## Exercise
Find every line in the records below that contains "debit", and copy it.

## Provided data
++++

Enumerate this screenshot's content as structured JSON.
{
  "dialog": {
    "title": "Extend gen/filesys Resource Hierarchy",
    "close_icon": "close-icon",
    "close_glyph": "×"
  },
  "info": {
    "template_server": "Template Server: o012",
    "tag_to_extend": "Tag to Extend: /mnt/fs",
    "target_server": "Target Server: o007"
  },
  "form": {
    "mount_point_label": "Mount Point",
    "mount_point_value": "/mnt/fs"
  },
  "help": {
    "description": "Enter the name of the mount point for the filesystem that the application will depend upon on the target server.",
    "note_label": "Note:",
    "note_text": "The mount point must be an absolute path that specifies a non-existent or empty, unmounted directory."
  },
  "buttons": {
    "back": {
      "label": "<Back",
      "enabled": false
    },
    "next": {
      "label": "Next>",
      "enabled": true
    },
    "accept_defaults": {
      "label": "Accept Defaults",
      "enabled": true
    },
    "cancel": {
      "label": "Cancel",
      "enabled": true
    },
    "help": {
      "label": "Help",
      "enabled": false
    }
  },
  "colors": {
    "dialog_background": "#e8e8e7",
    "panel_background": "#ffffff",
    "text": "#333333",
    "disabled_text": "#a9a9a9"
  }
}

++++

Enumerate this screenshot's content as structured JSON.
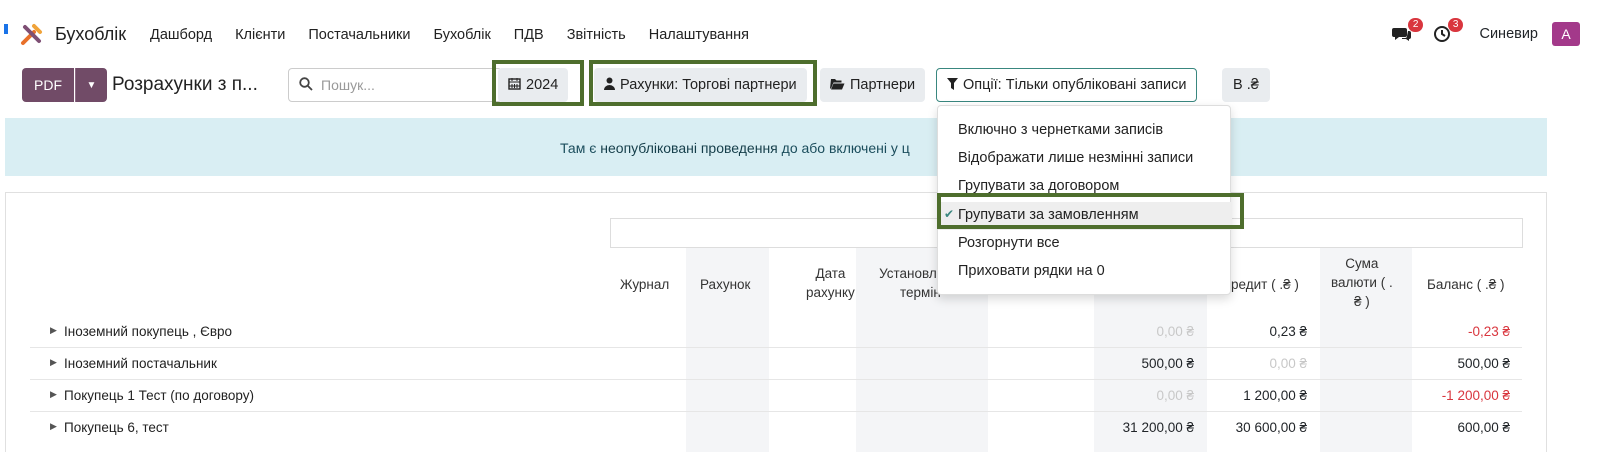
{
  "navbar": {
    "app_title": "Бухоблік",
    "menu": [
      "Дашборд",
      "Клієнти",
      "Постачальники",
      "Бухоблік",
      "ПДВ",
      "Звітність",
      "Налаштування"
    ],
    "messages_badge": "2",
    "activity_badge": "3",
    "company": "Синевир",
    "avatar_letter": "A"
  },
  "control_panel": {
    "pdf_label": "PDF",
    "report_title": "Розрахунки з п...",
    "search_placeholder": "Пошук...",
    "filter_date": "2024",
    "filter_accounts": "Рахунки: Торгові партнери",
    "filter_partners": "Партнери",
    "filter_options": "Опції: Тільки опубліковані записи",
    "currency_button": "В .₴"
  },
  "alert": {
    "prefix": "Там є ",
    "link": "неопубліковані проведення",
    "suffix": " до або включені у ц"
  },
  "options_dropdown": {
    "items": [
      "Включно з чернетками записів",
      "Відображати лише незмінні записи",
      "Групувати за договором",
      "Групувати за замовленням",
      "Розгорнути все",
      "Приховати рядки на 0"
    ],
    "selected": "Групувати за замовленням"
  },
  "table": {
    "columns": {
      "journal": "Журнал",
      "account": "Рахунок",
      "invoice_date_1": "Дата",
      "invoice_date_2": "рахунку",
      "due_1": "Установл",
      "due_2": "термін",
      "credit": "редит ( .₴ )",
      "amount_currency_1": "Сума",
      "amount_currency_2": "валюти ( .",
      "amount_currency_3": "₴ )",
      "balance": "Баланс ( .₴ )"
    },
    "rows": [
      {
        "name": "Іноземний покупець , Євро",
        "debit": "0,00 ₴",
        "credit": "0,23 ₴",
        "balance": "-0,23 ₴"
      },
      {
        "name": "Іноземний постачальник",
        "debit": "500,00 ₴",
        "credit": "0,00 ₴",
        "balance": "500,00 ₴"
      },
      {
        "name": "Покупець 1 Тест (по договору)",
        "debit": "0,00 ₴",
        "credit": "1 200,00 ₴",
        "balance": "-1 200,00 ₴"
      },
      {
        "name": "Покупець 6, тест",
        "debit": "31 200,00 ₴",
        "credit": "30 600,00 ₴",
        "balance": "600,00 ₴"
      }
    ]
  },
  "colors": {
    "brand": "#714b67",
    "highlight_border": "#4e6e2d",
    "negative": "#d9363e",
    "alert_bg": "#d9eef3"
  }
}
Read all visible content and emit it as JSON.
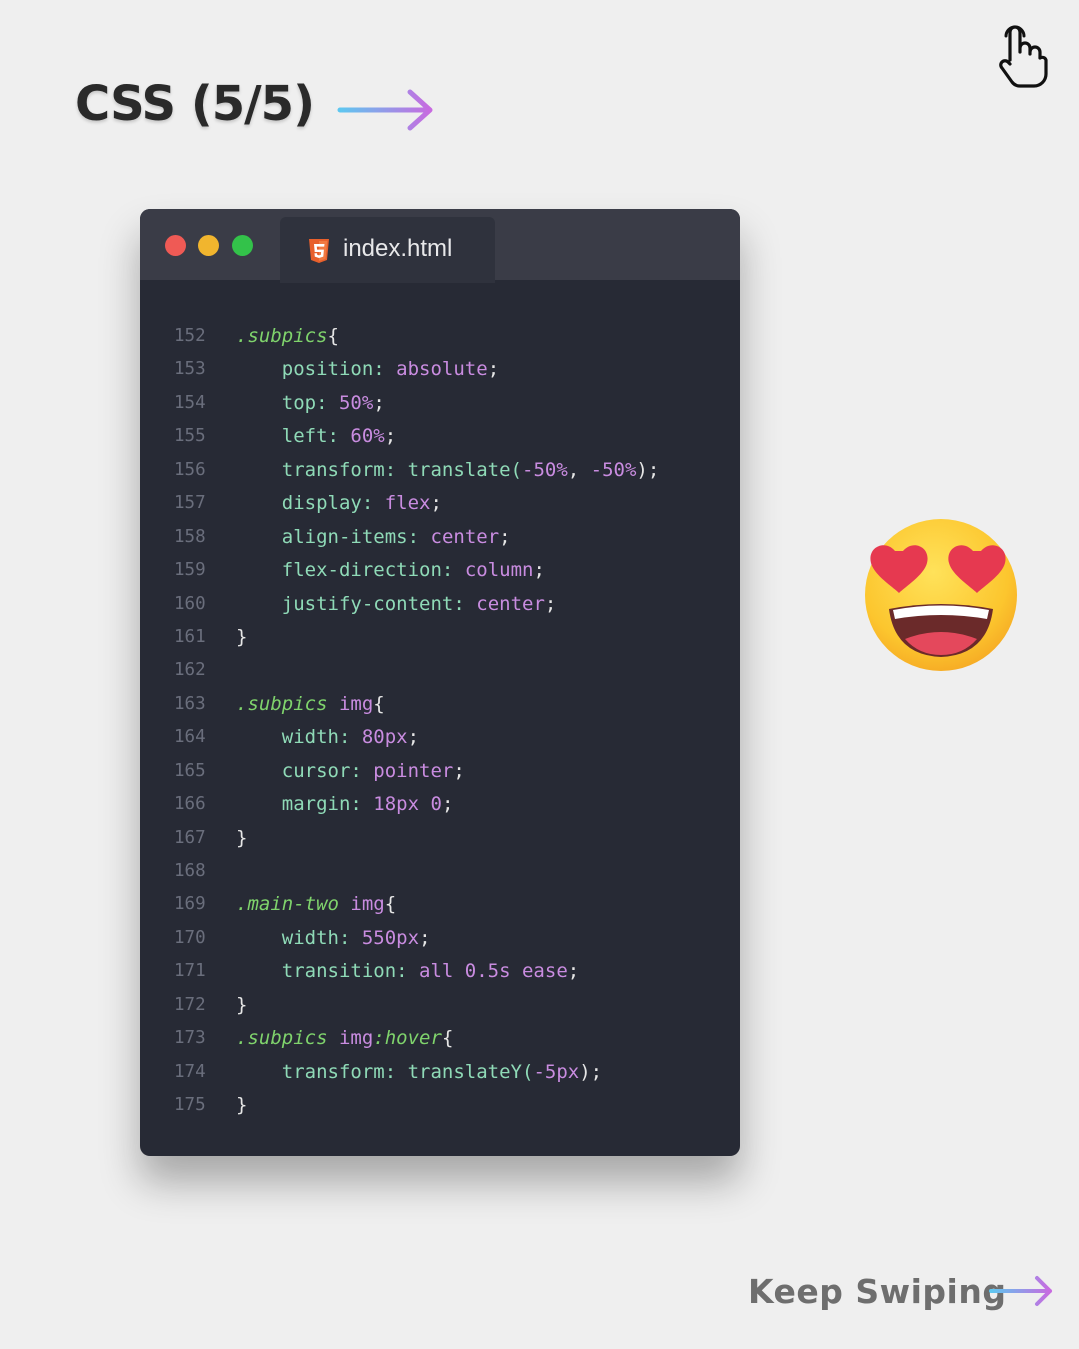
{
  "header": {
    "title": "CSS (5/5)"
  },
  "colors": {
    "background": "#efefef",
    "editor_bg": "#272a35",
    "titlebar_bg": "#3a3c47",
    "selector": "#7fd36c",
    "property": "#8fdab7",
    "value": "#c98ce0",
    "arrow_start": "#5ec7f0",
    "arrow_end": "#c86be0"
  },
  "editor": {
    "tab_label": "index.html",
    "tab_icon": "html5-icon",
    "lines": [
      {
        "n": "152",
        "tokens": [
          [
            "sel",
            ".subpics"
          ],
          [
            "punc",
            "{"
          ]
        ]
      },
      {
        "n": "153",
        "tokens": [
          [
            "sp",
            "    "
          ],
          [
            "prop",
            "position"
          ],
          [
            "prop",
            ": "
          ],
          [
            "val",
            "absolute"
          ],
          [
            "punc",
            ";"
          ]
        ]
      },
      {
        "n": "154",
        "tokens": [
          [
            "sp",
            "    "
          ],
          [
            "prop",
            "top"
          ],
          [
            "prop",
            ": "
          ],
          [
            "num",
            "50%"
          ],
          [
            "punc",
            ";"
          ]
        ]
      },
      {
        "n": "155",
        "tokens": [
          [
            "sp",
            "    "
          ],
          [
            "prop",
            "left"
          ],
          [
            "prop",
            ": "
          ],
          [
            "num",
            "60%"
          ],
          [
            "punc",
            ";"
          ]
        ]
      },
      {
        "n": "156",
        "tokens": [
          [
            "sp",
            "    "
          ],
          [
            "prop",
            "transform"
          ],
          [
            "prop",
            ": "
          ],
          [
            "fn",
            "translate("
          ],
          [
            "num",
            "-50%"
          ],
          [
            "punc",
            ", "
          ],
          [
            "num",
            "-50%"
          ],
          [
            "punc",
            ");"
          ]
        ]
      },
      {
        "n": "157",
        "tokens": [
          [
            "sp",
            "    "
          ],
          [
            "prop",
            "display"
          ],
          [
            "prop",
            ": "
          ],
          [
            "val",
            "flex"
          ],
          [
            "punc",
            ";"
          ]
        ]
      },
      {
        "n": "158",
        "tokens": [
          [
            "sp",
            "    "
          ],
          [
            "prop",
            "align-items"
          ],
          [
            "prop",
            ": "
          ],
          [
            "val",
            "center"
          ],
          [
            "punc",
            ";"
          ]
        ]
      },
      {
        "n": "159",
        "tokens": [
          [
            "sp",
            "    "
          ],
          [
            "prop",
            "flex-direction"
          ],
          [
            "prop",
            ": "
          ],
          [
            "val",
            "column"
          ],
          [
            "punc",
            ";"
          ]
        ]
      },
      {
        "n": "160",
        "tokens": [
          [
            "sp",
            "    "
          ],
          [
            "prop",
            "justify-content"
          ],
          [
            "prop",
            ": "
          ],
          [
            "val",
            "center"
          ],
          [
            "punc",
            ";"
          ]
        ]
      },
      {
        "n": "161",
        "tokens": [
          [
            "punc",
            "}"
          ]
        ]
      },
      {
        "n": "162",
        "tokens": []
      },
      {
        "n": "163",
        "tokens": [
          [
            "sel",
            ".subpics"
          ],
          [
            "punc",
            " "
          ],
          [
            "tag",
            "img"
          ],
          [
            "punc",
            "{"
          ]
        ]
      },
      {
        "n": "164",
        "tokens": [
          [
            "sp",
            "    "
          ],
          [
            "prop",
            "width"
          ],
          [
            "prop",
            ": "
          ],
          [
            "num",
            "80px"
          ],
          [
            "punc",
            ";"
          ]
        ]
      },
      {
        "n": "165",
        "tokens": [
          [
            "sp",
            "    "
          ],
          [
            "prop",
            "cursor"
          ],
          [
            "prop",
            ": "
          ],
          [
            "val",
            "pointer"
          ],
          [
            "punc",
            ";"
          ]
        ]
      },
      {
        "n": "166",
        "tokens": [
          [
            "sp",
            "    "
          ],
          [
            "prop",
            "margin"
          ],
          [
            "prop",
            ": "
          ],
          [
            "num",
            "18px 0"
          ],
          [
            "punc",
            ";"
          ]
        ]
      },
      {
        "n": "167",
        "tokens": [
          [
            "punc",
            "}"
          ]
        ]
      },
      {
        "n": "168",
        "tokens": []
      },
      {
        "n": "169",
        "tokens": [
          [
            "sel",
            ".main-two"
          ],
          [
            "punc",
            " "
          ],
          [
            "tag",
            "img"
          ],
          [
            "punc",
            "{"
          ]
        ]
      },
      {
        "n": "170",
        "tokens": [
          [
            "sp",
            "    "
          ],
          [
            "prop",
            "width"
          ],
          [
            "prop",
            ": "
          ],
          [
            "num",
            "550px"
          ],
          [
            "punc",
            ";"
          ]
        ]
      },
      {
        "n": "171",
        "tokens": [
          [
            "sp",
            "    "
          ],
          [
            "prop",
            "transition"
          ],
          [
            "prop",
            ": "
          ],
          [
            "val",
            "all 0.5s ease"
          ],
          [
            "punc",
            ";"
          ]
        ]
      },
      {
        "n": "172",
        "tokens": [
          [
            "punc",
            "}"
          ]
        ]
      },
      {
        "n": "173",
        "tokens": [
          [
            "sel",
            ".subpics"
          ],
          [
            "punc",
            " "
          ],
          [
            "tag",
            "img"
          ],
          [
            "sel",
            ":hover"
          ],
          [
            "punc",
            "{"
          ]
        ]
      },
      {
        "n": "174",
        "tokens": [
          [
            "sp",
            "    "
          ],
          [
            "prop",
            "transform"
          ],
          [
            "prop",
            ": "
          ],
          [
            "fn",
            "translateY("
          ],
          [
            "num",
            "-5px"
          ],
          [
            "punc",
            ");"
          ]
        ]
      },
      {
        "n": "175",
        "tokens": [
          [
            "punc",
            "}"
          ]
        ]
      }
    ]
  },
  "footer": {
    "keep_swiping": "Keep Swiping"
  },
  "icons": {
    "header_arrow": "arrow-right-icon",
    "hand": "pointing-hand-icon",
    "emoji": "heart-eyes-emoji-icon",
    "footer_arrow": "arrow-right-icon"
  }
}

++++

## Answer for this exercise
        "debit": "0,00 ₴",
        "debit": "500,00 ₴",
        "debit": "0,00 ₴",
        "debit": "31 200,00 ₴",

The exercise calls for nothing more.